This is a nice example of the saddlebag form, with a slightly taller chimney than most I’ve documented. It also features board-and-batten siding, another common feature of many utilitarian dwellings.
This tenant house was probably one of several on what was once a larger farm, later converted to a pine plantation. The photo dates to 2011 but the house was still standing about a year ago. Housing like this was very common in rural counties, well into the 20th century.
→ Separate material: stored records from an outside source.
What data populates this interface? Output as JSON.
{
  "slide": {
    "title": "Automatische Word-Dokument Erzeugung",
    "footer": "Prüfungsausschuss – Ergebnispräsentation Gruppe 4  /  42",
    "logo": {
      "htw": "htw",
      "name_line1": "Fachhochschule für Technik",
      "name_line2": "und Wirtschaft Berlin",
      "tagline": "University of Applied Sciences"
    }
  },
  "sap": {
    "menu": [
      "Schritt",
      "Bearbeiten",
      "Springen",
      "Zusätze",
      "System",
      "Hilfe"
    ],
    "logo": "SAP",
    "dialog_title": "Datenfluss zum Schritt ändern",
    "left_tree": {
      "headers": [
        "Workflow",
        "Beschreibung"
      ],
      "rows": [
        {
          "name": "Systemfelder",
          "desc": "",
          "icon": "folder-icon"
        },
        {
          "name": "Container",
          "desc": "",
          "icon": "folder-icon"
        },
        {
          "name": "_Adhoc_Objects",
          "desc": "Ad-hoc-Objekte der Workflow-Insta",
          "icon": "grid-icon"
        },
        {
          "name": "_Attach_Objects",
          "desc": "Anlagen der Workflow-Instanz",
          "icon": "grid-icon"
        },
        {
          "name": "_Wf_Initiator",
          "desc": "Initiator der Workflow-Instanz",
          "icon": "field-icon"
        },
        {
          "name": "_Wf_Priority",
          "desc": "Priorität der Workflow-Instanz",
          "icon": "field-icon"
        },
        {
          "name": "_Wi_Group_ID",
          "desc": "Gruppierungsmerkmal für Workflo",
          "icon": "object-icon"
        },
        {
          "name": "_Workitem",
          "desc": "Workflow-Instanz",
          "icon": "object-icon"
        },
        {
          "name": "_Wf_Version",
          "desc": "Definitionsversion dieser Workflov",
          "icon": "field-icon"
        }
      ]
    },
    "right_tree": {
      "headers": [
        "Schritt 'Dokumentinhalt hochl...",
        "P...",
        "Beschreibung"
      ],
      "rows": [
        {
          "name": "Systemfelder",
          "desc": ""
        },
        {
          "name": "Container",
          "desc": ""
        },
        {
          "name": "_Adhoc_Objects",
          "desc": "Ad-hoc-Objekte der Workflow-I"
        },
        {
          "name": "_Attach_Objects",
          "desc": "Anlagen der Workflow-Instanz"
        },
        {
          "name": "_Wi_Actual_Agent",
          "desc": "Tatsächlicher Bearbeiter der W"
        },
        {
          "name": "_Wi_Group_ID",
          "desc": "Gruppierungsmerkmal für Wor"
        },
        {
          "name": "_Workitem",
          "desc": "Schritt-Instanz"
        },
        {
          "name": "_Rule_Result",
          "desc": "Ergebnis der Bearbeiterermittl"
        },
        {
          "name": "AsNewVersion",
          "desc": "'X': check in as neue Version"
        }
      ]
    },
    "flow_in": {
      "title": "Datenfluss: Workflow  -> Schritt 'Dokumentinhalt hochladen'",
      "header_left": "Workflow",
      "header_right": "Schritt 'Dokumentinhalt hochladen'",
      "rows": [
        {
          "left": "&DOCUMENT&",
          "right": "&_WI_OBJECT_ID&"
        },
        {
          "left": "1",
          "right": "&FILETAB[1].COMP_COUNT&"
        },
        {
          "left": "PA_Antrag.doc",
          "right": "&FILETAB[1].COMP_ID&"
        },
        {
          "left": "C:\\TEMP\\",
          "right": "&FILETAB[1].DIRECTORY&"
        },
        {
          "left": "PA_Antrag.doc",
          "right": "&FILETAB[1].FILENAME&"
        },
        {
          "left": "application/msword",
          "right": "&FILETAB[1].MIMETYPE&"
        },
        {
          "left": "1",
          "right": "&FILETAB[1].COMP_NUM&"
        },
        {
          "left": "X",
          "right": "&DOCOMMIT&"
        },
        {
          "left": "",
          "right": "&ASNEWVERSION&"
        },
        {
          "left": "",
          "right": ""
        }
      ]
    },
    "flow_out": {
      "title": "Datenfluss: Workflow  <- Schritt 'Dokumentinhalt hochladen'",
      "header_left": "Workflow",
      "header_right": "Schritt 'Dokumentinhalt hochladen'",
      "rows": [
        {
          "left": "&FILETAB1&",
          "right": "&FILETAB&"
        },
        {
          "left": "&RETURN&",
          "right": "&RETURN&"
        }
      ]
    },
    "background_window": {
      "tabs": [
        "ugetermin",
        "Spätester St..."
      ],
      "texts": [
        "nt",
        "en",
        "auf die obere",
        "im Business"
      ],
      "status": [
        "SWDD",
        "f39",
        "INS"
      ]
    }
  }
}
As I continue to edit many of my older posts on Vanishing Georgia, I keep finding surprises in my archive. This was a window shot of a barber shop in Tennille, one of my favorite towns to photograph once I learned I didn’t have to wait for the train all day. This was made in 2010 so I’m not sure the barber shop is still there but I’m sure it’s a well-remembered local landmark.
Sue Burnham writes: Mr Bennie cut my boy’s hair for years. He was even known to walk up the block to our house to get them. He would say he knew those boys needed a haircut. You sure can’t find them like that nowadays. L. Vick remembers: Mr. Bennie Horton cut my hair in that shop for years. It was a one-of-a-kind place that I never left without a smile on my face.
This is one of two historic African Methodist Episcopal congregations near Davisboro. I am unsure of the date, but I believe it’s a fairly early church.
This is an expanded central hallway form, likely added to as the family grew over time. It was a fairly common practice among rural homeowners at one time.
Though I cannot locate a specific history, a state historical survey notes that this rural African-American schoolhouse near Warthen was built and administered by the adjacent Middle Hill Missionary Baptist Church. The church was operating a school as early as the 1870s though this structure dates to the early 20th century.
The inward triangular entryway is a fascinating feature.